The word "meltdown" has become a commonly batted about term in the parenting world, yet with widely divergent meanings. A meltdown can be anything from a very loud whine at an inopportune moment to a screeching ball of violent nerves quivering on the floor. Things that other parents consider to be "meltdowns" I don't even hear anymore- or more precisely, I see the causes quicker, and thus can move to diffuse the situation rather than just assuming the kid is a freak and escalating it.
Now, I can't say that I am some master of diffusion. Meltdowns, by their nature, tend to escalate. If we as parents think meltdowns are scary and nerve-wracking, try having one. But what most people label as "meltdown" isn't even close to what I would consider one. Disappointed children who pout when they don't get their way aren't melting down. A tired child who starts to cry when you want to do just one more errand is not melting down. A child throwing a little temper tantrum over not getting the latest Transformer toy is (usually) not melting down.
For our house, "melt down" is a term that is reserved for a situation that involves a great deal of screaming. They are almost always connected with frustration. One is not "melting down" until one is no longer functional. A Level One meltdown is when a frustrated child gets into my face and empties his lungs (sorry, all boys here), so that he is unable to complete the current task. Nothing elseis happening, just the screaming, that very loud alarm of "I cannot do this right now, I don't know why." A Level 10 involves injury to all and sundry within crashing distance of the child's body. This is the very loud alarm of "I cannot deal with existance as it is right now, leave me alone." All meltdowns require a great deal of patience. The child cannot seem to end them himself; there are a whole bag of methods to help de-escalate and calm the child, and you may need every single one to restore calm enough for the child to re-engage their own coping and equilibrium mechanisms.
This time last year, we were still in almost-daily meltdown, usually Levels 1-3. Summer has always been particularly bad since he started school. We never had them before he started school, because we just adjusted the whole world to him without even thinking much about it. Sensory overload was rare, and when Joey did make a peep, we jumped. I could take him almost anywhere when he was a baby. Joey tended to be under-sensitive rather than over-sensitive. HIgh pain tolerance. Hates dark rooms, loves super-bright ones. That sort of thing. Also, the lack of communication skills meant that I often understood and adjusted to/for him, but he really couldn't tell people around him what was going on. Anyway, summer is bad news for the ears and the nerves.
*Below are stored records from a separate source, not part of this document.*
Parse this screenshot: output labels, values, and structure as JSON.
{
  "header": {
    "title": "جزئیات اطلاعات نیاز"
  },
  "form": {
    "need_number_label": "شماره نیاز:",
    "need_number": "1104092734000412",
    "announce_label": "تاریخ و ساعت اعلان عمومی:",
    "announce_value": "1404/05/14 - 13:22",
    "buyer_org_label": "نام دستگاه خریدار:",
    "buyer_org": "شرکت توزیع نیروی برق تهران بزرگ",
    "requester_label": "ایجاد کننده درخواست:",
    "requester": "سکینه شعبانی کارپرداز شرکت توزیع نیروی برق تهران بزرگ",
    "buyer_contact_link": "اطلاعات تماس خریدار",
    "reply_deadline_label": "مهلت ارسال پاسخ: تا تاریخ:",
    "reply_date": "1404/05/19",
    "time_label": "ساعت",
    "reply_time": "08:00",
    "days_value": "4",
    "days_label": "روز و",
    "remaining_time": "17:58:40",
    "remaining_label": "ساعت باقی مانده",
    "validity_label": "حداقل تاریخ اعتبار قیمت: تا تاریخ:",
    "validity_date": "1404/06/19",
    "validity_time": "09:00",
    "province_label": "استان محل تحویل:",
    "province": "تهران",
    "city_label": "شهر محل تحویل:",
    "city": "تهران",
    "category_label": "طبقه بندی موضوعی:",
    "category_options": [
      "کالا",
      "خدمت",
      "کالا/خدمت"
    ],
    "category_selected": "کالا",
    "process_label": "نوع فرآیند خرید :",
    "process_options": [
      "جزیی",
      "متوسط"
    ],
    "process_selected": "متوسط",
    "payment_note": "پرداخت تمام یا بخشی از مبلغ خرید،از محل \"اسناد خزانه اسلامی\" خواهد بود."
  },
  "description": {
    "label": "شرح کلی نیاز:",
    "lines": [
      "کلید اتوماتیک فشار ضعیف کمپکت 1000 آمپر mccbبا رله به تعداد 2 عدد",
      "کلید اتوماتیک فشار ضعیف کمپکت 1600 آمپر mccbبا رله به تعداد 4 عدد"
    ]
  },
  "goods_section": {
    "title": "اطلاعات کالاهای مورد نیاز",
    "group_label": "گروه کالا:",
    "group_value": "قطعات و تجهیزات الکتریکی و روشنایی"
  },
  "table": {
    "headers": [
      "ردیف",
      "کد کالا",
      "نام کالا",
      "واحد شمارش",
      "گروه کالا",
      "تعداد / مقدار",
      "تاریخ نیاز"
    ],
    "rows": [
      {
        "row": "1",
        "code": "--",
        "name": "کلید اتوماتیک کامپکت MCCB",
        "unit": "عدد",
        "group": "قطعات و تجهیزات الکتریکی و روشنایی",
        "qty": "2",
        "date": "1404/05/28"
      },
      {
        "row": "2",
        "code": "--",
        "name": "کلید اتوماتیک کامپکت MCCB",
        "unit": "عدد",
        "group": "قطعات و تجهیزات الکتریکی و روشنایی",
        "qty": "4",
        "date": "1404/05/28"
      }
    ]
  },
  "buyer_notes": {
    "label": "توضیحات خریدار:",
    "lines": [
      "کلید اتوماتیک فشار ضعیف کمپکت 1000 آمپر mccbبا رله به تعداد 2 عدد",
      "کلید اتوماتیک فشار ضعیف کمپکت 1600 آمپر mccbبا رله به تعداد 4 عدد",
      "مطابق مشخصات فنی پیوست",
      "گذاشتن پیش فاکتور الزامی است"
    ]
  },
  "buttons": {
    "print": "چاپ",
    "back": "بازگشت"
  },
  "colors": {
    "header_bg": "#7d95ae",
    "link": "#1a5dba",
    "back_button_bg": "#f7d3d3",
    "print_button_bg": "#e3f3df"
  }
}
The wild changes of routine, the long daylight, the heat... all big no-nos for sanity around here. We've mostly headed off the worst of it this summer by having him in programs, getting him into routines, and now with school. He's stayed pretty focused and been able to really enjoy activities and be able to talk about what is going on around him. Celebration times! I need more champagne. :) There are still times he melts down, but for the most part, I can track what the antecedents were, and can see them coming, so can brace for intervention.
Joey had a Level 8 today. I am in the middle of tracking down what exacly happened. I mean, I can tell you the immediate trigger, and I've tracked down a good many of the small events that fed into the situation, but bigger meltdowns can sometimes be tricky, and are almost always a shock. Was this just an accumulation of small irritants, or did something happen that I need to know, say, at school? Did all the shifts and changes just overwhelm him, or was there a sensory issue with the heat that took him over an edge, or is there a bigger problem that needs to be addressed? My jaw would like to know.
Fortunately, this occured at the therapists' office. For one, that meant the moms who were there were interested in helping, and understood what was going on. None of them had ever seen Joey go into meltdown before, so they were taken aback, but all the moms had kids that melt down more readily than Joey, so they knew what it was. For two, the OT could intervene immediately. Once the worst was over, we got Joey some deep pressure and other input that was calming, with the good equipment (bug hugs and big exercise balls are good things).
Now that it's over, the detective work goes into full swing. What happened? How can I help him pull out of the spiral? What did I do wrong that resulted in such explosive escalation? But this work gets easier- or at least faster- with practice. You start knowing hat questions to ask, what clues to consider, which people to talk to. You become an expert, like any other endeavor, and thus make more headway in less time. With good luck, I will find all the peices and be able to sort out the bigger picture, so that I can intervene and help before the child goes into overload and explodes.